• **Your instructions**
Retype all of the entries precisely.
[Source material — start]
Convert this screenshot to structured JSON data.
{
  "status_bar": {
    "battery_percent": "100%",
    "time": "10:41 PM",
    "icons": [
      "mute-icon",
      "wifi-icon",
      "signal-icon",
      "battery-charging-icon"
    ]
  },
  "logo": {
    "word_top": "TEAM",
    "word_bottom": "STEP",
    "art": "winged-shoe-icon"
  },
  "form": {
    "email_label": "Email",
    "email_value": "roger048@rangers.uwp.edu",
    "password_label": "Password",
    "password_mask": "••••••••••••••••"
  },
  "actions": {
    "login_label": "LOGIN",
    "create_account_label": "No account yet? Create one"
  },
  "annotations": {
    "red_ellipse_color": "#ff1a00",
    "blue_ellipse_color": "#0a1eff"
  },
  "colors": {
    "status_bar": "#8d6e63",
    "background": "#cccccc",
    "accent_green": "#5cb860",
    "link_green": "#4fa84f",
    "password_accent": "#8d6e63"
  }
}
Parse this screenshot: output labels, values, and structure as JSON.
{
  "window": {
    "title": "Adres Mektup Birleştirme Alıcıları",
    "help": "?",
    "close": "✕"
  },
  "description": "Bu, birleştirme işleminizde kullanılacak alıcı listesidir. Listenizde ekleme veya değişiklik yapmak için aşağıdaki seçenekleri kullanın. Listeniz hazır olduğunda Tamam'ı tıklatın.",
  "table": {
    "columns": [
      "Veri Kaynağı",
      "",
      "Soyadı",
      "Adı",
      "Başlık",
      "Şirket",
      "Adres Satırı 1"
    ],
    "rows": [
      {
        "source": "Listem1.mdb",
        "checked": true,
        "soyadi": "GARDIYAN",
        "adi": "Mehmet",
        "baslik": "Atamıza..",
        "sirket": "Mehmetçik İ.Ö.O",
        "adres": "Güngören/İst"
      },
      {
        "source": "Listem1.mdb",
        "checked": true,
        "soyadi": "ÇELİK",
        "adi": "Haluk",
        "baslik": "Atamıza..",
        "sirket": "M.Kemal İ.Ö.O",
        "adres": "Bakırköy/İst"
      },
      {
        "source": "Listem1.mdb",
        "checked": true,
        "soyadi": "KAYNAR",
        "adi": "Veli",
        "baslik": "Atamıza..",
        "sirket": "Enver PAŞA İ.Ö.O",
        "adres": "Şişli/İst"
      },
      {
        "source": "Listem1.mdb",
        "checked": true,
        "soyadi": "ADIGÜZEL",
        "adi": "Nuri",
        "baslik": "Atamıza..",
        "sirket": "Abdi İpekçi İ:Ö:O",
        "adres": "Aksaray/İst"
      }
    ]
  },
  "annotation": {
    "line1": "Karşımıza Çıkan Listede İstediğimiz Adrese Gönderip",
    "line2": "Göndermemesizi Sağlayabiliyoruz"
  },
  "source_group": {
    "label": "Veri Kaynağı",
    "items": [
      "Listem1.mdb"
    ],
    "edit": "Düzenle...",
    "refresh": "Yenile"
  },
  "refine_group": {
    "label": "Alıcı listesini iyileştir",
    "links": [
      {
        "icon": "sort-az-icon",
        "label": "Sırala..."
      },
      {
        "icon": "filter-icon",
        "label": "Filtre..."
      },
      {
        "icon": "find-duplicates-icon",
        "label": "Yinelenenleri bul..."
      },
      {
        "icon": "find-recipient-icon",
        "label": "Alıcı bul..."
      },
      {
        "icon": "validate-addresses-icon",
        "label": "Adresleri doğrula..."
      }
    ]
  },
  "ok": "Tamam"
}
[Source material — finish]
• **Written solution**
Convert this screenshot to structured JSON data.
{
  "status_bar": {
    "battery_percent": "100%",
    "time": "10:41 PM",
    "icons": [
      "mute-icon",
      "wifi-icon",
      "signal-icon",
      "battery-charging-icon"
    ]
  },
  "logo": {
    "word_top": "TEAM",
    "word_bottom": "STEP",
    "art": "winged-shoe-icon"
  },
  "form": {
    "email_label": "Email",
    "email_value": "roger048@rangers.uwp.edu",
    "password_label": "Password",
    "password_mask": "••••••••••••••••"
  },
  "actions": {
    "login_label": "LOGIN",
    "create_account_label": "No account yet? Create one"
  },
  "annotations": {
    "red_ellipse_color": "#ff1a00",
    "blue_ellipse_color": "#0a1eff"
  },
  "colors": {
    "status_bar": "#8d6e63",
    "background": "#cccccc",
    "accent_green": "#5cb860",
    "link_green": "#4fa84f",
    "password_accent": "#8d6e63"
  }
}
Parse this screenshot: output labels, values, and structure as JSON.
{
  "window": {
    "title": "Adres Mektup Birleştirme Alıcıları",
    "help": "?",
    "close": "✕"
  },
  "description": "Bu, birleştirme işleminizde kullanılacak alıcı listesidir. Listenizde ekleme veya değişiklik yapmak için aşağıdaki seçenekleri kullanın. Listeniz hazır olduğunda Tamam'ı tıklatın.",
  "table": {
    "columns": [
      "Veri Kaynağı",
      "",
      "Soyadı",
      "Adı",
      "Başlık",
      "Şirket",
      "Adres Satırı 1"
    ],
    "rows": [
      {
        "source": "Listem1.mdb",
        "checked": true,
        "soyadi": "GARDIYAN",
        "adi": "Mehmet",
        "baslik": "Atamıza..",
        "sirket": "Mehmetçik İ.Ö.O",
        "adres": "Güngören/İst"
      },
      {
        "source": "Listem1.mdb",
        "checked": true,
        "soyadi": "ÇELİK",
        "adi": "Haluk",
        "baslik": "Atamıza..",
        "sirket": "M.Kemal İ.Ö.O",
        "adres": "Bakırköy/İst"
      },
      {
        "source": "Listem1.mdb",
        "checked": true,
        "soyadi": "KAYNAR",
        "adi": "Veli",
        "baslik": "Atamıza..",
        "sirket": "Enver PAŞA İ.Ö.O",
        "adres": "Şişli/İst"
      },
      {
        "source": "Listem1.mdb",
        "checked": true,
        "soyadi": "ADIGÜZEL",
        "adi": "Nuri",
        "baslik": "Atamıza..",
        "sirket": "Abdi İpekçi İ:Ö:O",
        "adres": "Aksaray/İst"
      }
    ]
  },
  "annotation": {
    "line1": "Karşımıza Çıkan Listede İstediğimiz Adrese Gönderip",
    "line2": "Göndermemesizi Sağlayabiliyoruz"
  },
  "source_group": {
    "label": "Veri Kaynağı",
    "items": [
      "Listem1.mdb"
    ],
    "edit": "Düzenle...",
    "refresh": "Yenile"
  },
  "refine_group": {
    "label": "Alıcı listesini iyileştir",
    "links": [
      {
        "icon": "sort-az-icon",
        "label": "Sırala..."
      },
      {
        "icon": "filter-icon",
        "label": "Filtre..."
      },
      {
        "icon": "find-duplicates-icon",
        "label": "Yinelenenleri bul..."
      },
      {
        "icon": "find-recipient-icon",
        "label": "Alıcı bul..."
      },
      {
        "icon": "validate-addresses-icon",
        "label": "Adresleri doğrula..."
      }
    ]
  },
  "ok": "Tamam"
}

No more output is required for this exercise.